University of Arkansas, Professor of Geriatrics, Biochemistry/Mol.Biol., and Pharmacology
Robert J. S. Reis, D. Phil., is a molecular geneticist with extensive experience in and the genetics of longevity, epigenetics, genomic instability, gene mapping, and the role of homologous recombination in cancer progression. He received his B.A. from Harvard University and D. Phil. in Genetics from Sussex University (U.K.), and trained as a postdoctoral fellow in the MRC Mammalian Genome Unit in Edinburgh and at UCSD, La Jolla.
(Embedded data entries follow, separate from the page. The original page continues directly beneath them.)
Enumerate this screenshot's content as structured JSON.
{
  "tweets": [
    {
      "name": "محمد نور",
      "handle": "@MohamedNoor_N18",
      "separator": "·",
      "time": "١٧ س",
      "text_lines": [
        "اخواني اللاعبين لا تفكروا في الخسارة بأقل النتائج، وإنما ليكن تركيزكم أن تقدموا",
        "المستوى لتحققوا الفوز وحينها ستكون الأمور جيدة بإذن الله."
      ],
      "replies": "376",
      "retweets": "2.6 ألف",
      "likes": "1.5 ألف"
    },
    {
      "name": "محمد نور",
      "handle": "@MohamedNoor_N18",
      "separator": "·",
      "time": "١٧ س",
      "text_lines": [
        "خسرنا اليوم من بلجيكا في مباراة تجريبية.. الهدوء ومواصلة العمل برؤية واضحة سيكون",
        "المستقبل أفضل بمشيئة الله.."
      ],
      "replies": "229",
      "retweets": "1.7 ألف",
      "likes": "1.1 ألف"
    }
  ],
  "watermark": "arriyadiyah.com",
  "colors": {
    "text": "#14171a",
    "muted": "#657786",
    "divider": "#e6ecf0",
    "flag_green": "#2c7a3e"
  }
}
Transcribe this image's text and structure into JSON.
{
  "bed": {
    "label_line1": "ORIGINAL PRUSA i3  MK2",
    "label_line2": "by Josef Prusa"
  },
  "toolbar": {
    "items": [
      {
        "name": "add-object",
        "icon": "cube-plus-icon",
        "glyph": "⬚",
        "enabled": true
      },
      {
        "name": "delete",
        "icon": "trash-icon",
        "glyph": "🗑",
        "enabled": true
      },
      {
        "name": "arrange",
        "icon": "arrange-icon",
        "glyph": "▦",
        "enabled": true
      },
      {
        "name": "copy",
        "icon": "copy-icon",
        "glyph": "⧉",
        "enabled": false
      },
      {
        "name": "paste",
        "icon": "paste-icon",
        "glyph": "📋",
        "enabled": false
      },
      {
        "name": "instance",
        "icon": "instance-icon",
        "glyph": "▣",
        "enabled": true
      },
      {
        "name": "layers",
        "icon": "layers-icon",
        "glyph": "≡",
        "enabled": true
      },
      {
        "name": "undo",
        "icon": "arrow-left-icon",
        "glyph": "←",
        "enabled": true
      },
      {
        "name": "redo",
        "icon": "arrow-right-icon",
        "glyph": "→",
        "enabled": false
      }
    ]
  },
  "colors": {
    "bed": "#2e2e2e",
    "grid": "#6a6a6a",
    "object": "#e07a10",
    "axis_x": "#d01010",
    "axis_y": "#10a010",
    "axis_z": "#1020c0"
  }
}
He has been the mentor of 17 Ph.D. students and 16 postdoctoral fellows at UAMS, and has mentored junior faculty at both UAMS and the VAMC. Dr. Reis’s research interests currently include analyses of longevity mutants in C. elegans by genomic, transcriptomic, metabolomic and proteomic approaches; cancer mechanisms and therapies; and shared mechanisms underlying neurodegenerative diseases.
Tenfold increase in worm longevity: What’s in it for YOU? We reported in 2008 that worms could live 10 times their normal lifespan if they had a severe mutation in the “age-1” gene. This gene encodes an enzyme responsible for making PIP3, a molecule that tethers many enzymes to the inner cell membrane, where they are poised to interact with other enzymes in the same signaling pathway. The mutant worms that live extraordinarily long have no detectable PIP3, and most of their signaling pathways are silenced.
This is okay if you are living in a Petri dish with plentiful food and no bacteria or viruses. But we humans need dividing cells to fight infections, and one of the silenced pathways is needed for cell division! How could we benefit from what we found in the longest-lived mutants ever discovered, without being ravaged by diseases (or becoming worms)?
We decided to look beyond the mutated gene, to learn which proteins depend on its product, PIP3. Using an approach that combines proteomics and genetics, we discovered 81 proteins that have to bind PIP3 to do their jobs properly. We tested the effect of “knocking down” 6 of those, and confirmed that for at least 5 of them, worms with less of that protein lived longer and resisted stresses better.
So we think we have developed a novel method to discover new drug targets that together should extend human lifespan (maybe 10-fold, probably something a bit less dramatic!), while avoiding the unpleasant consequences of halting cell division.